In the history of humanity the sense of taste has become progressively more refined, so much so that it is "a knowledge that enjoys and a pleasure that knows". This book describes the evolutionary pathway that has made humans the only species that cooks its food, produces it, and celebrates its delights through language. All animals eat in order to survive, but only humans know how to make the act of eating an agreeable occurrence, are able to appreciate it and transform it into an object of culinary art and scientific gastronomy. Through cooking and the invention of cuisine, the act of eating is socialized and translated into linguistic experience. For all these reasons, "knowing how to taste" is a privilege reserved to our species. From the preferences' of monkeys and hominids up to the advent of fine cooking as a science, the author observes the peculiar nature of human gustatory faculties from an unusual perspective, placing emphasis on carnal and emotional experiences, the importance of which has been long overlooked.
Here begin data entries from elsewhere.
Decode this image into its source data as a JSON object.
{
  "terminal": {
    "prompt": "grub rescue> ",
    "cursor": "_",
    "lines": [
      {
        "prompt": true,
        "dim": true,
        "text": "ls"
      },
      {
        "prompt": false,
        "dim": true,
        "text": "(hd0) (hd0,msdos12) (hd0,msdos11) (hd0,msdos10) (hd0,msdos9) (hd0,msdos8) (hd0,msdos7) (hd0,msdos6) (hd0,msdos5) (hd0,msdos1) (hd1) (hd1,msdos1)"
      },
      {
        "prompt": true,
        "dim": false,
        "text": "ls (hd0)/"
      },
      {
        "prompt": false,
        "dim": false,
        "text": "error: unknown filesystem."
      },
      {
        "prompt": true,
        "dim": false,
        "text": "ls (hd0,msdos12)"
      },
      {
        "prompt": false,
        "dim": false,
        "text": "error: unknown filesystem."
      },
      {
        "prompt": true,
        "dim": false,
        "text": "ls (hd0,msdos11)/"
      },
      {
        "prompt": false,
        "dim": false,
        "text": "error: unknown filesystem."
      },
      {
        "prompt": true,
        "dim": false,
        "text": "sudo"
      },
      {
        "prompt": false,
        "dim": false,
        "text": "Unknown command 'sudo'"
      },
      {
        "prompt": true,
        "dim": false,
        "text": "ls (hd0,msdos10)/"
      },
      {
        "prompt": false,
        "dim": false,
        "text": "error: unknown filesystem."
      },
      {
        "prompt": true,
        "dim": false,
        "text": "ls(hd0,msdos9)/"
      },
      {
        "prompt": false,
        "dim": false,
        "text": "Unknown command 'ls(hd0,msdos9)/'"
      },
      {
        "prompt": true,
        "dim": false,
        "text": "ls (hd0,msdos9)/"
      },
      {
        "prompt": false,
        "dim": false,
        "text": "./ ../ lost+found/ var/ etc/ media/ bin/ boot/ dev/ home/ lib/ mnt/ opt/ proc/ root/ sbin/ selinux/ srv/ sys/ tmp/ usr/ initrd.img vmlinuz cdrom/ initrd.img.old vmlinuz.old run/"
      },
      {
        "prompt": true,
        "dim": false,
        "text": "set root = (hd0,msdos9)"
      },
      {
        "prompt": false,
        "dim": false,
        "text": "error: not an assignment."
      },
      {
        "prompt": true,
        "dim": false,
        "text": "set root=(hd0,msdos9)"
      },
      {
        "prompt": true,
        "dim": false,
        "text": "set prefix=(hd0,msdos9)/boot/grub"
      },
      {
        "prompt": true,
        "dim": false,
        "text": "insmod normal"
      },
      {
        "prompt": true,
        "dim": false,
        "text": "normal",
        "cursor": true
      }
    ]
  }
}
Rosalia Cavalieri teaches Semiotics and Theory of Sign Languages at the University of Messina.